◆ What the task asks ◆
Which lines of the records below contain the word "text"? Copy each of them out.

◆ Materials provided ◆

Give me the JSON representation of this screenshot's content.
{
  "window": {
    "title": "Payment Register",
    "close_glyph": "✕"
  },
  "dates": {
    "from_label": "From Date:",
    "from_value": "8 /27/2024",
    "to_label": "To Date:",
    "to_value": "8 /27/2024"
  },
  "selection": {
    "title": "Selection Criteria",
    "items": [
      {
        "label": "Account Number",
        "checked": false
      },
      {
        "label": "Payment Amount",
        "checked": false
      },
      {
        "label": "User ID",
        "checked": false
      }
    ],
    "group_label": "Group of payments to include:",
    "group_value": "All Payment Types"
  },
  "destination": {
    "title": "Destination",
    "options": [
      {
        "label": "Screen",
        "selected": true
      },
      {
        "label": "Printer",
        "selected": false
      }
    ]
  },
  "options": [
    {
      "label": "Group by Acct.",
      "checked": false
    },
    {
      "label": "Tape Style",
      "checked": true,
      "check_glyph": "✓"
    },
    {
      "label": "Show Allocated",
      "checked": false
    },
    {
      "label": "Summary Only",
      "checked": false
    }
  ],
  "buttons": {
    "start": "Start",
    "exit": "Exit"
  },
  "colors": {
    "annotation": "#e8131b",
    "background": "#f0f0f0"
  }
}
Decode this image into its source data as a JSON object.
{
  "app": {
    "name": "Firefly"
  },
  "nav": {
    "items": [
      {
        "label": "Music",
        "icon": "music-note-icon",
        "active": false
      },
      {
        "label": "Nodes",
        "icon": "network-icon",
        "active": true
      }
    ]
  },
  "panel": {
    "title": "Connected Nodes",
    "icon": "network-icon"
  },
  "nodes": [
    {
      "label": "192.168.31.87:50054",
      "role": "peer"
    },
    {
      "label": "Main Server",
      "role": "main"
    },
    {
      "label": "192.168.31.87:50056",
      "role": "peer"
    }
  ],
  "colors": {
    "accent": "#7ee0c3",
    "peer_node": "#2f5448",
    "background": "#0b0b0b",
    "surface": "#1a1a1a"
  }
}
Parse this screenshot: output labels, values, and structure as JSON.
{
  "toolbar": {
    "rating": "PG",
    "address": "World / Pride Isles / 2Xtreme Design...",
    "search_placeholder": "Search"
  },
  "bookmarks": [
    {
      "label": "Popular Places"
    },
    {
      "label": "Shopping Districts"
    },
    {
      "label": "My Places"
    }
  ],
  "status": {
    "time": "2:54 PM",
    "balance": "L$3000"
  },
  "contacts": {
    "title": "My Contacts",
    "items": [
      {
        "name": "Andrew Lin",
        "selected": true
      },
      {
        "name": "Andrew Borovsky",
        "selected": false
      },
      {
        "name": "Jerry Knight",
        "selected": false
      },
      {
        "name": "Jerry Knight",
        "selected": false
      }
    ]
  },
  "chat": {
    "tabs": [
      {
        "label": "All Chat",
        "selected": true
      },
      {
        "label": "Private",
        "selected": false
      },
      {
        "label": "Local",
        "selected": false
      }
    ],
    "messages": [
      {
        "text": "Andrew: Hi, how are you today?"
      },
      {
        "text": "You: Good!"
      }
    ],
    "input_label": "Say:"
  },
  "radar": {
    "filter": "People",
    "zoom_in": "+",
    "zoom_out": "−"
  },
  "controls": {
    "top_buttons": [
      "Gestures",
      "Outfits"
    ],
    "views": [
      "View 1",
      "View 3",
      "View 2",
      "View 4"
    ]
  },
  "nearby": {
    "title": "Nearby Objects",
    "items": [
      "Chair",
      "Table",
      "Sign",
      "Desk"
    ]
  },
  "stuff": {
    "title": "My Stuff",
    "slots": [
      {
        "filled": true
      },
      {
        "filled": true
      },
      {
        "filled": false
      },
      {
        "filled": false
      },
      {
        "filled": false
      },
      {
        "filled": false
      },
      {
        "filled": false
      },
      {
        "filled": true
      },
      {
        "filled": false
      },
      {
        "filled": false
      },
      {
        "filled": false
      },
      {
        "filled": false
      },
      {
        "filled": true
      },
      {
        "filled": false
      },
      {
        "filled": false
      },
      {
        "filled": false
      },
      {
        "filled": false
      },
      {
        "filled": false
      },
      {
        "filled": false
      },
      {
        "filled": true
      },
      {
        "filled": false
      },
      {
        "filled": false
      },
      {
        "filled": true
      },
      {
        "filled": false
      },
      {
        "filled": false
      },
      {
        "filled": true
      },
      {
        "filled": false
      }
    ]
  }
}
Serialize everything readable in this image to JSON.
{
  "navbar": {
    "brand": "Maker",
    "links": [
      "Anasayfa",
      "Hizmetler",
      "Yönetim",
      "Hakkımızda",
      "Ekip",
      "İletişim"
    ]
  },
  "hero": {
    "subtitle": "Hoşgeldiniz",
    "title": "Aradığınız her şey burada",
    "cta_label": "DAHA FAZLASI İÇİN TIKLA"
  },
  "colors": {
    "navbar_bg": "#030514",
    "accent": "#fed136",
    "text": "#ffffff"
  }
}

◆ Problem solution ◆
        "text": "Andrew: Hi, how are you today?"
        "text": "You: Good!"
    "text": "#ffffff"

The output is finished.